Goertzen, 40, took a somewhat untraditional route to medical school. A native of Johnson in southwestern Kansas, Goertzen graduated from Tabor College in Hillsboro with a degree in biology. He got another degree in medical technology from KU's School of Allied Health and worked as a medical technician in a hospital lab for three years, before deciding to go to medical school.
"It's known that the medical education you get is hands-on," he said of his decision to attend the KU–Wichita campus.
Goertzen is one of four physicians and three nurse practitioners or physician's assistants in Republic County. That puts the county just above the level of an underserved area, according to government criteria. But Goertzen said the larger region served by the hospital - including Thayer County in Nebraska and Jewel, Cloud and Washington counties in Kansas - would qualify as underserved if the same criteria were used.
Goertzen usually sees patients in the 26-bed hospital in the morning, then walks across the parking lot to his office in the Medical Arts Building, where he finishes paperwork, orders medication refills, and sees patients the rest of the day. He staffs the ER one night a week and one weekend a month, and performs minor surgeries such as tonsillectomies, colonoscopies, and appendectomies four or five times a week.
Goertzen said he once had to wait for a surgeon to travel to Hillsboro to remove his own appendix.
"Historically, a family doctor doing a minor surgical procedure has been discontinued in many small communities," he said. "In this town, it's been important to hold onto that tradition."
He and his wife, Nikki, who works as an occupational therapist in Concordia, have two daughters - Anneliese, 11, and Rosalie, 8. He enjoys deer hunting and golf and the occasional outing to High Banks Racetrack.
"Growing up in a small town, I always knew I wanted to go back to a small town," he says.

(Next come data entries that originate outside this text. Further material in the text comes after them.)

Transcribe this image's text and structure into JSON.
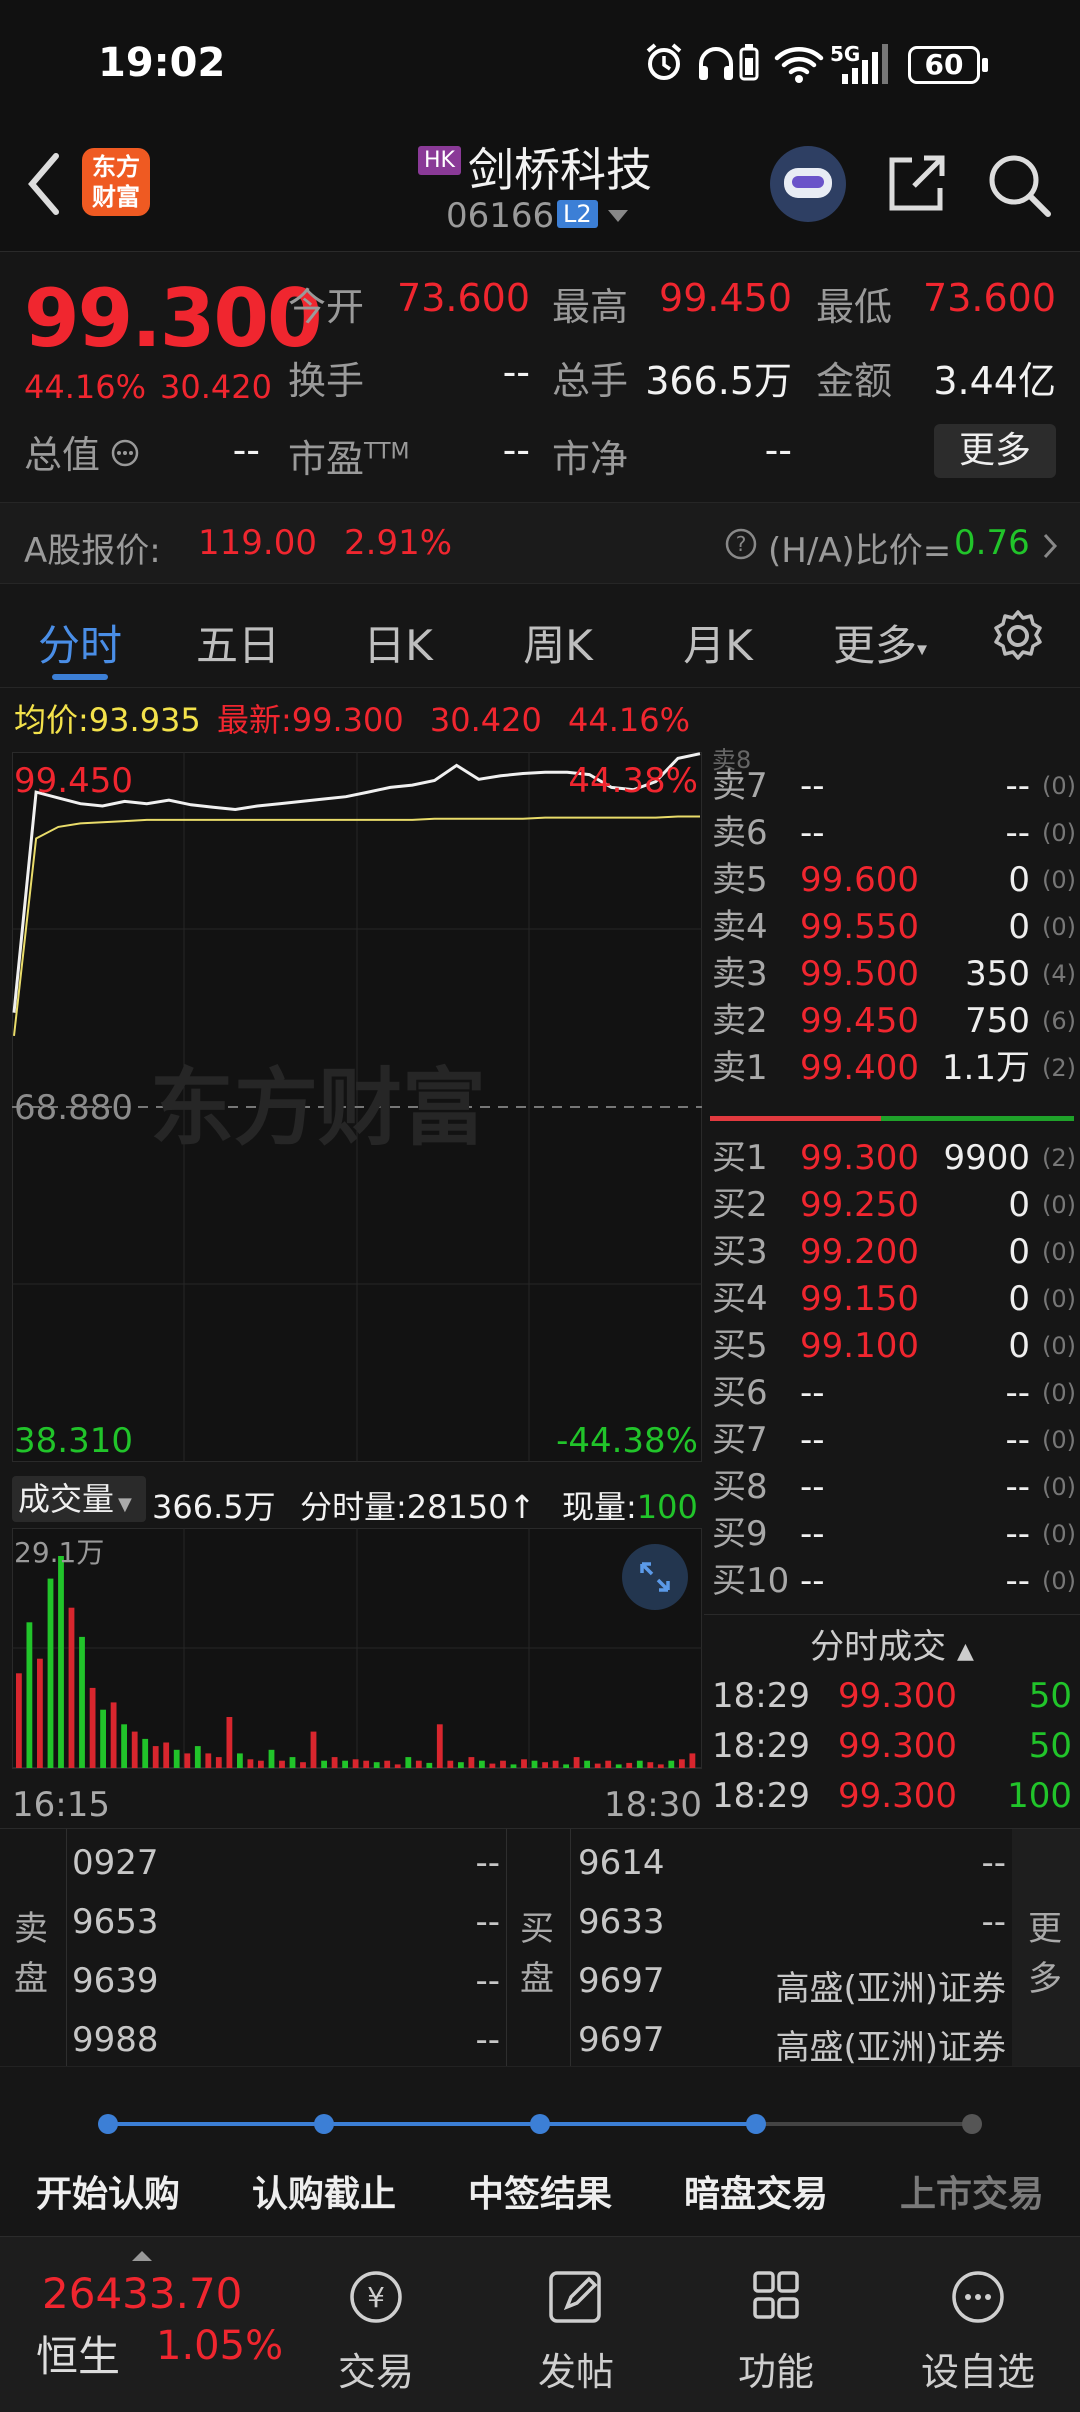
{
  "status_bar": {
    "time": "19:02",
    "network": "5G",
    "battery": "60",
    "icons": [
      "alarm-icon",
      "headphones-icon",
      "battery-saver-icon",
      "wifi-icon",
      "signal-icon",
      "battery-icon"
    ]
  },
  "header": {
    "logo_text_line1": "东方",
    "logo_text_line2": "财富",
    "market_badge": "HK",
    "stock_name": "剑桥科技",
    "stock_code": "06166",
    "level_badge": "L2"
  },
  "quote": {
    "price": "99.300",
    "change_pct": "44.16%",
    "change_amt": "30.420",
    "open_label": "今开",
    "open": "73.600",
    "high_label": "最高",
    "high": "99.450",
    "low_label": "最低",
    "low": "73.600",
    "turnover_rate_label": "换手",
    "turnover_rate": "--",
    "volume_label": "总手",
    "volume": "366.5万",
    "amount_label": "金额",
    "amount": "3.44亿",
    "market_cap_label": "总值",
    "market_cap": "--",
    "pe_label": "市盈",
    "pe_sup": "TTM",
    "pe": "--",
    "pb_label": "市净",
    "pb": "--",
    "more_button": "更多"
  },
  "a_share": {
    "label": "A股报价:",
    "price": "119.00",
    "pct": "2.91%",
    "ha_label": "(H/A)比价=",
    "ha_value": "0.76"
  },
  "tabs": [
    {
      "label": "分时",
      "active": true
    },
    {
      "label": "五日"
    },
    {
      "label": "日K"
    },
    {
      "label": "周K"
    },
    {
      "label": "月K"
    },
    {
      "label": "更多"
    }
  ],
  "avg_line": {
    "avg_label": "均价:",
    "avg": "93.935",
    "latest_label": "最新:",
    "latest": "99.300",
    "chg": "30.420",
    "pct": "44.16%"
  },
  "chart_data": {
    "type": "line",
    "y_top_label": "99.450",
    "y_mid_label": "68.880",
    "y_bottom_label": "38.310",
    "pct_top_label": "44.38%",
    "pct_bottom_label": "-44.38%",
    "watermark": "东方财富",
    "ylim": [
      38.31,
      99.45
    ],
    "series": [
      {
        "values": [
          77.0,
          96.0,
          95.5,
          95.0,
          94.8,
          95.2,
          95.0,
          95.3,
          94.9,
          94.7,
          94.5,
          94.8,
          95.0,
          95.2,
          95.4,
          95.6,
          96.0,
          96.4,
          96.6,
          97.0,
          98.3,
          97.1,
          97.4,
          97.6,
          97.7,
          97.7,
          97.5,
          96.4,
          96.2,
          96.9,
          98.9,
          99.3
        ]
      },
      {
        "values": [
          75.0,
          92.0,
          93.0,
          93.3,
          93.4,
          93.5,
          93.6,
          93.6,
          93.6,
          93.6,
          93.6,
          93.6,
          93.6,
          93.6,
          93.6,
          93.6,
          93.6,
          93.6,
          93.6,
          93.7,
          93.7,
          93.7,
          93.7,
          93.7,
          93.8,
          93.8,
          93.8,
          93.8,
          93.8,
          93.8,
          93.9,
          93.9
        ]
      }
    ],
    "volume": {
      "label": "成交量",
      "total": "366.5万",
      "period_label": "分时量:",
      "period": "28150",
      "current_label": "现量:",
      "current": "100",
      "y_max_label": "29.1万",
      "x_start": "16:15",
      "x_end": "18:30",
      "bars": [
        13,
        20,
        15,
        26,
        29.1,
        22,
        18,
        11,
        8,
        9,
        6,
        5,
        4,
        3,
        3.5,
        2.5,
        2,
        3,
        2,
        1.5,
        7,
        2,
        1.2,
        1,
        2.5,
        1,
        1.5,
        0.8,
        5,
        1,
        1.5,
        1,
        1.2,
        1,
        0.8,
        1,
        0.5,
        1.5,
        1,
        0.7,
        6,
        1,
        0.8,
        1.5,
        1,
        0.6,
        1,
        0.5,
        1.2,
        1,
        0.8,
        1,
        0.5,
        1.5,
        1,
        0.6,
        1,
        0.5,
        0.7,
        1,
        0.8,
        0.5,
        1,
        1.2,
        2
      ],
      "colors": [
        "r",
        "g",
        "r",
        "g",
        "g",
        "r",
        "g",
        "r",
        "g",
        "r",
        "g",
        "r",
        "g",
        "r",
        "r",
        "g",
        "r",
        "g",
        "r",
        "r",
        "r",
        "g",
        "r",
        "r",
        "g",
        "r",
        "g",
        "r",
        "r",
        "g",
        "r",
        "g",
        "r",
        "r",
        "g",
        "r",
        "r",
        "g",
        "r",
        "g",
        "r",
        "r",
        "g",
        "r",
        "g",
        "r",
        "r",
        "g",
        "r",
        "g",
        "r",
        "r",
        "g",
        "r",
        "g",
        "r",
        "r",
        "g",
        "r",
        "g",
        "r",
        "r",
        "g",
        "r",
        "r"
      ]
    }
  },
  "orderbook": {
    "asks": [
      {
        "label": "卖7",
        "price": "--",
        "vol": "--",
        "cnt": "(0)"
      },
      {
        "label": "卖6",
        "price": "--",
        "vol": "--",
        "cnt": "(0)"
      },
      {
        "label": "卖5",
        "price": "99.600",
        "vol": "0",
        "cnt": "(0)"
      },
      {
        "label": "卖4",
        "price": "99.550",
        "vol": "0",
        "cnt": "(0)"
      },
      {
        "label": "卖3",
        "price": "99.500",
        "vol": "350",
        "cnt": "(4)"
      },
      {
        "label": "卖2",
        "price": "99.450",
        "vol": "750",
        "cnt": "(6)"
      },
      {
        "label": "卖1",
        "price": "99.400",
        "vol": "1.1万",
        "cnt": "(2)"
      }
    ],
    "bids": [
      {
        "label": "买1",
        "price": "99.300",
        "vol": "9900",
        "cnt": "(2)"
      },
      {
        "label": "买2",
        "price": "99.250",
        "vol": "0",
        "cnt": "(0)"
      },
      {
        "label": "买3",
        "price": "99.200",
        "vol": "0",
        "cnt": "(0)"
      },
      {
        "label": "买4",
        "price": "99.150",
        "vol": "0",
        "cnt": "(0)"
      },
      {
        "label": "买5",
        "price": "99.100",
        "vol": "0",
        "cnt": "(0)"
      },
      {
        "label": "买6",
        "price": "--",
        "vol": "--",
        "cnt": "(0)"
      },
      {
        "label": "买7",
        "price": "--",
        "vol": "--",
        "cnt": "(0)"
      },
      {
        "label": "买8",
        "price": "--",
        "vol": "--",
        "cnt": "(0)"
      },
      {
        "label": "买9",
        "price": "--",
        "vol": "--",
        "cnt": "(0)"
      },
      {
        "label": "买10",
        "price": "--",
        "vol": "--",
        "cnt": "(0)"
      }
    ],
    "bid_ratio": 0.47
  },
  "trades": {
    "title": "分时成交",
    "rows": [
      {
        "time": "18:29",
        "price": "99.300",
        "vol": "50"
      },
      {
        "time": "18:29",
        "price": "99.300",
        "vol": "50"
      },
      {
        "time": "18:29",
        "price": "99.300",
        "vol": "100"
      }
    ]
  },
  "brokers": {
    "sell_label_1": "卖",
    "sell_label_2": "盘",
    "buy_label_1": "买",
    "buy_label_2": "盘",
    "more_1": "更",
    "more_2": "多",
    "sell": [
      {
        "code": "0927",
        "name": "--"
      },
      {
        "code": "9653",
        "name": "--"
      },
      {
        "code": "9639",
        "name": "--"
      },
      {
        "code": "9988",
        "name": "--"
      }
    ],
    "buy": [
      {
        "code": "9614",
        "name": "--"
      },
      {
        "code": "9633",
        "name": "--"
      },
      {
        "code": "9697",
        "name": "高盛(亚洲)证券"
      },
      {
        "code": "9697",
        "name": "高盛(亚洲)证券"
      }
    ]
  },
  "ipo_timeline": {
    "steps": [
      {
        "label": "开始认购",
        "done": true
      },
      {
        "label": "认购截止",
        "done": true
      },
      {
        "label": "中签结果",
        "done": true
      },
      {
        "label": "暗盘交易",
        "done": true
      },
      {
        "label": "上市交易",
        "done": false
      }
    ]
  },
  "bottom_nav": {
    "index_value": "26433.70",
    "index_name": "恒生",
    "index_pct": "1.05%",
    "items": [
      {
        "label": "交易",
        "icon": "trade-icon"
      },
      {
        "label": "发帖",
        "icon": "post-icon"
      },
      {
        "label": "功能",
        "icon": "apps-icon"
      },
      {
        "label": "设自选",
        "icon": "more-icon"
      }
    ]
  },
  "colors": {
    "up": "#f0262f",
    "down": "#21c42a",
    "avg": "#f3e24b",
    "accent": "#3c7fd6"
  }
}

As for practicing medicine in one? "Actually it's more than I could have hoped for."KU School of Medicine-Wichita